Contee said an officer shouting “gun” is typically meant as a warning to other officers or bystanders that there is a threat. He noted that there were people gathered nearby for an outing and that children were on a moon bounce to the left of where Hargraves-Shird ran.
“I don’t know if that warning was for them,” Contee said.
George Tobias, a 34-year-old former Marine, said he was at the gathering for friends moving out of the District. He said he heard the Kia hit the curb and focused on three men running through the park. He said parents rushed to move children off the moon bounce.
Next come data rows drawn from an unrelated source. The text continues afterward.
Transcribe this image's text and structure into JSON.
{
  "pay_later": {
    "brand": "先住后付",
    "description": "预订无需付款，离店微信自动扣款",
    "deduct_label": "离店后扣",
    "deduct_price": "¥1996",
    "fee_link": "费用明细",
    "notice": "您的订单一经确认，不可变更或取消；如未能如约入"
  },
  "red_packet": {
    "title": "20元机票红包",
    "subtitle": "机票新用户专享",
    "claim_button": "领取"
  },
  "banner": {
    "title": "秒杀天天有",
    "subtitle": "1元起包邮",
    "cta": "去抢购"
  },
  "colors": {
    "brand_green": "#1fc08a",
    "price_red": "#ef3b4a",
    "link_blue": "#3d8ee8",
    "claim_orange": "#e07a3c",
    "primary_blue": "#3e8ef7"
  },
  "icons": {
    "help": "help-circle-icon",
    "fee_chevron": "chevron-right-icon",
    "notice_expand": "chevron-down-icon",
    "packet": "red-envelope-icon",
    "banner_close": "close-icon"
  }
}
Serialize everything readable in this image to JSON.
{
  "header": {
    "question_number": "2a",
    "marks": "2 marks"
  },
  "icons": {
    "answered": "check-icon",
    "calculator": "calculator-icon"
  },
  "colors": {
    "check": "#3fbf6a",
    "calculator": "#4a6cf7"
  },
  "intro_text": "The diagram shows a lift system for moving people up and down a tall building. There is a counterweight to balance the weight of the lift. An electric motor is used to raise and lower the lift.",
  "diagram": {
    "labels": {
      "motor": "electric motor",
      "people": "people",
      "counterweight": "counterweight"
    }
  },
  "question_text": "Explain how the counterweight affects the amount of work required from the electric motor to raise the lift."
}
Tobias said he heard a single gunshot and got down on the ground. “When I got up to look,” he said, “that’s when I saw Kevin lying face down on the grass.” He said Hargraves-Shird collapsed about 25 feet from the moon bounce.
“It could have been a way worse scenario because of the proximity to all those kids,” Tobias said.
Later Friday, Hargraves attended a brief rally in front of the Wilson Building, and activists said they plan to return every week until the sergeant and a commander who shot a young man at the Wharf last month are fired.
“Neither one of these young men had their day in court,” said Nee Nee Taylor, a co-conductor for Harriet’s Wildest Dreams, a Black-led mutual aid and community defense organization.
Ellie Silverman contributed to this report.